On the morning I was to accompany him to visit the Muslim cemetery, I prayed to my Lord and ask that somehow, F will be able to identify at least the plot where his brother lay.
I picked F up. On the way to the cemetery, I attempted to manage his expectations on being able to find his brother. I parked a short distance from the cemetery, offered him some mosquito repellent, sprayed some on myself and took the short walk to the cemetery.
As soon as we walked in, we both saw a tattooed Indian man without a shirt. He saw us too and yelled, addressing us, “As-salamu alaykum!” (Peace be upon you). My friend yelled in reply, “Wa-Alaikum-Salaam.” (And unto you peace).
Caretaker © Danesh Daryanani
Caretaker explaining the geography of the cemetery © Danesh Daryanani
This was the first time ever I saw anyone there.
He happened to be the caretaker of the cemetery. This Indian gentleman was born into a devoutly Christian (Pentecostal) family (his father was a Pastor) but through his own journey, converted to Islam when he was 18. Although this gentleman has a fascinating history, I’m going to keep the details sketchy because he’s a very private person and prefers to remain that way.
I turned to the caretaker and explained that my friend F, was looking for his brother who was buried in the cemetery in 1973. Incidentally, 1973 was the last year that a burial took place in the cemetery. Besides that, we had no information. Due to the understandable heartache and trauma of the infant death, neither his mother nor father could bring themselves to visit the cemetery.
Curious about me, he asked if I was a Muslim. I explained that I am a Christian. This surprised him on two counts.
I’m a Sindhi (and he knew that as it came out during the conversation). Sindhis are generally Hindu and extremely rare is a Sindhi Christian.
Secondly, he was surprised that a Christian brother would accompany his Muslim brother on such a task as this.
I told him that I take it as an honour and a sacred privilege that my Muslim friend would ask a Christian brother to help him find his brother in a Muslim cemetery.
Let me digress for a moment. There is a lot of talk during this period about Lee Kuan Yew’s accomplishment. The economic success, the glistening bay front area, the international reputation, and many other visible signs of success. But, I stopped and asked myself, “Which other country could see a Christian Sindhi, accompany a Malay Muslim helped by an Indian Muslim (converted from Christianity) to find his brother in an old Muslim Cemetery?” Along with the glitz, this is the stuff that makes Singapore special and would make LKY proud.
Couldn’t resist a wefie with the caretaker who was very game © Danesh Daryanani
OK, back to the main story.
The Indian caretaker took us around the cemetery explaining who was buried at which plot, the rough burial date of each section, what an infant’s grave looked like and through rambling with him, we finally came to a landing on the area (about 3 square metres), where F’s brother was buried.

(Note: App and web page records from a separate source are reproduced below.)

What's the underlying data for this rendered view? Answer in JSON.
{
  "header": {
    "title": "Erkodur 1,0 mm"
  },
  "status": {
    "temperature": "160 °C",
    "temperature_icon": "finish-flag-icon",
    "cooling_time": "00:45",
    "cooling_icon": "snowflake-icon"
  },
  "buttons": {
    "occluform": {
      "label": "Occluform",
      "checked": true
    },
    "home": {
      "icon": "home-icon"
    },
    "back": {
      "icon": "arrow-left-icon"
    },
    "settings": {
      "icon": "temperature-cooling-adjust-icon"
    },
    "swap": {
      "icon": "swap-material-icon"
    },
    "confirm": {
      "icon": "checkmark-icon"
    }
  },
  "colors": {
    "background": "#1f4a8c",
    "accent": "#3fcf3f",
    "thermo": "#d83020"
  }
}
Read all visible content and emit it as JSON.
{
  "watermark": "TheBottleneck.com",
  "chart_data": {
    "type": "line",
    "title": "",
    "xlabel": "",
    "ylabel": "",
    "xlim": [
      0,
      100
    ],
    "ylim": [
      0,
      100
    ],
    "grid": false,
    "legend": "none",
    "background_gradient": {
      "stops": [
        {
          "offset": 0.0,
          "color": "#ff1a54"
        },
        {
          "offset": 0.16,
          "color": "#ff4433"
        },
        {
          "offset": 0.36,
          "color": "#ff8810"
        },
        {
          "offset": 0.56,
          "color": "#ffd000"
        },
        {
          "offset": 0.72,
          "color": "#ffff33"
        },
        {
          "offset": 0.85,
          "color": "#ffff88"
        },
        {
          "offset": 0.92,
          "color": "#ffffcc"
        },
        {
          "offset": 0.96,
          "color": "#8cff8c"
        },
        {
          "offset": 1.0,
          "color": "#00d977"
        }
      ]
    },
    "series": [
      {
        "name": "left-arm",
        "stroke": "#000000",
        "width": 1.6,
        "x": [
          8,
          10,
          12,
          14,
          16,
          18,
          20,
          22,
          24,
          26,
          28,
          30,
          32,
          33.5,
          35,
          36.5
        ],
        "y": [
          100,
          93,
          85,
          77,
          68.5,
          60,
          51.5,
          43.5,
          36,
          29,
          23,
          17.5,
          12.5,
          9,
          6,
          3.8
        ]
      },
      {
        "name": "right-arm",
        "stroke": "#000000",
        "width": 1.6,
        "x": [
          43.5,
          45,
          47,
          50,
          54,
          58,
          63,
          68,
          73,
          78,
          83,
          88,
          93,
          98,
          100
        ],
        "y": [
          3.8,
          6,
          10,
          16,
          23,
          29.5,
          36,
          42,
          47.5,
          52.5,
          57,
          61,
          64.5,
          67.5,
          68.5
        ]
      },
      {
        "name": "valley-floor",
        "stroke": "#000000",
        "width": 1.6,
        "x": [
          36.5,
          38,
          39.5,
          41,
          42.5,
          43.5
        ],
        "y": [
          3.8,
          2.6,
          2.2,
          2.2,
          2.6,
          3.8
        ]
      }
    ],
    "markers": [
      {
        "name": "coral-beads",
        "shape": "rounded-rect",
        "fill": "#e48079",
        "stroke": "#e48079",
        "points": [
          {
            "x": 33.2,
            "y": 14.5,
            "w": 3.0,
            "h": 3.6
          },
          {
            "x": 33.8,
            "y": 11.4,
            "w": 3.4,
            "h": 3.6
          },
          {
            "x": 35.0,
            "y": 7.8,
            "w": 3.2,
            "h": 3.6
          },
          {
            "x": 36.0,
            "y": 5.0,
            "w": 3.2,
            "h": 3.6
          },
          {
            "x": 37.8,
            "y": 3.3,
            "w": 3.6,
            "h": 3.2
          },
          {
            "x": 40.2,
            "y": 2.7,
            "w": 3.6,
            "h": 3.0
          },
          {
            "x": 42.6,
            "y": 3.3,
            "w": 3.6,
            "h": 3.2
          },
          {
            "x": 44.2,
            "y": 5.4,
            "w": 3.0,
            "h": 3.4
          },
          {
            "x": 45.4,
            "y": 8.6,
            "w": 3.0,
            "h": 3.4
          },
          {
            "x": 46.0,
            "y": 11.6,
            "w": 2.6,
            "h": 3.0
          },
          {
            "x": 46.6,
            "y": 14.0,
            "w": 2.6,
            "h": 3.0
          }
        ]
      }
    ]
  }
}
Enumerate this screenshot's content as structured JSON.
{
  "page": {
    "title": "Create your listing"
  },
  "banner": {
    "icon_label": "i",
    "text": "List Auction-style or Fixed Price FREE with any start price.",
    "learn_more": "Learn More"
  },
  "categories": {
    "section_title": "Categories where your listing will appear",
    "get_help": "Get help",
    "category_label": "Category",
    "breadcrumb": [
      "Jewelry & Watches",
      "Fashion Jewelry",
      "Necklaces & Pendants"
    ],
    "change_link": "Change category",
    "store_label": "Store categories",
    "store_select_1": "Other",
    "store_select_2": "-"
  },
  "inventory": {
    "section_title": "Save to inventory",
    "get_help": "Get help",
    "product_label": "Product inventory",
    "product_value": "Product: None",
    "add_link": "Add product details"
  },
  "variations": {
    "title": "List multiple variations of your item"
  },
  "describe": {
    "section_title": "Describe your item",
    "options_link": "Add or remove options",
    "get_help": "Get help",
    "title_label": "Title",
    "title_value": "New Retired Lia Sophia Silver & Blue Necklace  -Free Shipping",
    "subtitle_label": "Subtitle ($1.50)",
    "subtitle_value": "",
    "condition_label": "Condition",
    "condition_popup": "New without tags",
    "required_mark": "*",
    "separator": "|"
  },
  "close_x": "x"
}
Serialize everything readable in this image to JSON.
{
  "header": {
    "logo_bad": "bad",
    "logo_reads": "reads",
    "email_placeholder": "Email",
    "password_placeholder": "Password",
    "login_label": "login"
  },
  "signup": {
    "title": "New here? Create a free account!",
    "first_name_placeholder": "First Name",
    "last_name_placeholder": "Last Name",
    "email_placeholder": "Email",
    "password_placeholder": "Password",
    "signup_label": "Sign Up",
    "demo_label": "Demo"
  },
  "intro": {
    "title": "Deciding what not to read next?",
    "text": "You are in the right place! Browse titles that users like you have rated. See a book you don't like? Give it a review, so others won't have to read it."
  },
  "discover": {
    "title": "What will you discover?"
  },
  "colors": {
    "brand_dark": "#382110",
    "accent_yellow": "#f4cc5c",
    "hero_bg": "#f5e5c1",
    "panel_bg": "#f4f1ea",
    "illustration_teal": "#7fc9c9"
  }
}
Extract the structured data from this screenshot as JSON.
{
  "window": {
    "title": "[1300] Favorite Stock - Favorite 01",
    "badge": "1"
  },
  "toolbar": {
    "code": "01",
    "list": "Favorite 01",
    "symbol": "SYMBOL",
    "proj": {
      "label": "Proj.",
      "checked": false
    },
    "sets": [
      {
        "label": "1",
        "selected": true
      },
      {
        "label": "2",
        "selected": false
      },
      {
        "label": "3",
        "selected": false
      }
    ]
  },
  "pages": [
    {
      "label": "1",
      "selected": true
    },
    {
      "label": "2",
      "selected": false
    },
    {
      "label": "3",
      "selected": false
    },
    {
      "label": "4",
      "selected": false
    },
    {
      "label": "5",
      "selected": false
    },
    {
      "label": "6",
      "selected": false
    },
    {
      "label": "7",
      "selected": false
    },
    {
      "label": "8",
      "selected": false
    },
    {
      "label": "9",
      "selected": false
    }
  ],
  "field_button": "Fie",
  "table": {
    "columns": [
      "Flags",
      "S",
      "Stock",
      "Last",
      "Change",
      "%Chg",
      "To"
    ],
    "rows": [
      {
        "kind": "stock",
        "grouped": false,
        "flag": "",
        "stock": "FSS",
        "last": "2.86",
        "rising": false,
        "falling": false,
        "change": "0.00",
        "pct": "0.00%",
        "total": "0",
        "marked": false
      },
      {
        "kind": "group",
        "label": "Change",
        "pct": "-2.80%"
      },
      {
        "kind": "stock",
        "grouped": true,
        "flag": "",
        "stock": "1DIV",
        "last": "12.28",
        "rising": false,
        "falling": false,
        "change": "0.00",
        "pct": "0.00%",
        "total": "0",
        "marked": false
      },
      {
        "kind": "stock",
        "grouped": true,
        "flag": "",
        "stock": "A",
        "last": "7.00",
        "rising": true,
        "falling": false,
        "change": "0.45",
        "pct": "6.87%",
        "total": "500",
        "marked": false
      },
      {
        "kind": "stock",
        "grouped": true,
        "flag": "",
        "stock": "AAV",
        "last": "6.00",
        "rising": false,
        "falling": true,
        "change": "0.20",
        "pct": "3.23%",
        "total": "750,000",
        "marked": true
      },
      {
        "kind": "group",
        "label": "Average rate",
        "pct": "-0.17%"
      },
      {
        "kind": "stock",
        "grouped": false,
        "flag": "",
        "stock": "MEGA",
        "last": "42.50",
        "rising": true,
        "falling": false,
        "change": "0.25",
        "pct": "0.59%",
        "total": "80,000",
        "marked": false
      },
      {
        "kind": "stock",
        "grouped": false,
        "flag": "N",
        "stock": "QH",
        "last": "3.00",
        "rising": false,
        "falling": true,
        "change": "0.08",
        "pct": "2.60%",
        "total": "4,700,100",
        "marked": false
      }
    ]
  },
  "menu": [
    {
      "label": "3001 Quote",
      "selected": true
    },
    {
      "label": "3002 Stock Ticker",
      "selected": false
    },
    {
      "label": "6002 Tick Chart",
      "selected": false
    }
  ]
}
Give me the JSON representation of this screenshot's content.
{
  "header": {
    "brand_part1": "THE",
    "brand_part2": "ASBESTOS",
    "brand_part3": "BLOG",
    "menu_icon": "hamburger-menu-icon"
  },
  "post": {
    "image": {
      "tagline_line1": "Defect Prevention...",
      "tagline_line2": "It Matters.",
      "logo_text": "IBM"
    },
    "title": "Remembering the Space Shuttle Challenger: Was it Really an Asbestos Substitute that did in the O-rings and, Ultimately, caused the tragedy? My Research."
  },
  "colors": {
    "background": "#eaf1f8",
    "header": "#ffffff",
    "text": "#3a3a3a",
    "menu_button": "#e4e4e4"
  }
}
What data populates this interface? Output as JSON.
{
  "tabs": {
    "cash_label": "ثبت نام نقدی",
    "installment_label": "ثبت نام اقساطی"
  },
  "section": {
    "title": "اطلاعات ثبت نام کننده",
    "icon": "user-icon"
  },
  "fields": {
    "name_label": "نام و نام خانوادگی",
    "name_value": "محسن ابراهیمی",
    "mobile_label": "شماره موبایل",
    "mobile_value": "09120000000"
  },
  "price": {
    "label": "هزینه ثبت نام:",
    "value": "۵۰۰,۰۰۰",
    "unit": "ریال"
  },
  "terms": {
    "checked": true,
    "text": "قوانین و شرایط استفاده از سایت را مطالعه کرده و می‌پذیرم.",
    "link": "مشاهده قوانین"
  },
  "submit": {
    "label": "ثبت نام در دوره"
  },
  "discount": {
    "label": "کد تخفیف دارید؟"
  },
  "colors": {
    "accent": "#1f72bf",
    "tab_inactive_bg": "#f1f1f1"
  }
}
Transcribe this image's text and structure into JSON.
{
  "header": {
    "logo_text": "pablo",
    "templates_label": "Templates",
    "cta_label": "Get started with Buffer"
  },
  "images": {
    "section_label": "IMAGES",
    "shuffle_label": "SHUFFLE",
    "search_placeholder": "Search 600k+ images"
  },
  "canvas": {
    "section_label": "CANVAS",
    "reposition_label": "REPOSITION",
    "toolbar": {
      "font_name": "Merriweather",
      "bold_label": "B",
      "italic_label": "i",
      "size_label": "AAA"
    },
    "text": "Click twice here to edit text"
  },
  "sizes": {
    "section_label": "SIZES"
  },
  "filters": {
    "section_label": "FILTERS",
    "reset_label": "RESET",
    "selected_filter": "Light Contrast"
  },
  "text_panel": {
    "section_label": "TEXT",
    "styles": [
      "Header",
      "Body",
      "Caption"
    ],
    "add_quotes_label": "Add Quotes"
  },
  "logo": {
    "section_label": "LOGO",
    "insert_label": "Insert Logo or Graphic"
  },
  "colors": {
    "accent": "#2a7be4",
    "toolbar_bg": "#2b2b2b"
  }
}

Having identified the area where his brother lay, F asked me if he could have five minutes to pray for his brother. I said, “Of course. Take as much time as you need.”
I stepped aside, some distance away but close enough to see him.
What I saw was touching. He took out a small book which contained an excerpt of the verses from the Koran that is used for funerals. He was conducting the last rites for his brother. Here, the two first-born boys were united. This was closure.
A touching sight. My friend F, praying from the Koran for his brother © Danesh Daryanani
I watched from a respectable distance until he was finished.
We thanked the caretaker and promised to come back with kopi and curry-puffs to thank him and to shoot the breeze in the cemetery.
I took F home. He thanked me for accompanying him. I thanked him for the honour.
Two men. Different religions. Sure, we may not agree on everything. But there was kinship, there was respect and there was love.
Let love be without hypocrisy. Abhor what is evil; cling to what is good. Be devoted to one another in brotherly love; give preference to one another in honour; not lagging behind in diligence, fervent in spirit, serving the Lord; rejoicing in hope, persevering in tribulation, devoted to prayer, contributing to the needs of the saints, practicing hospitality.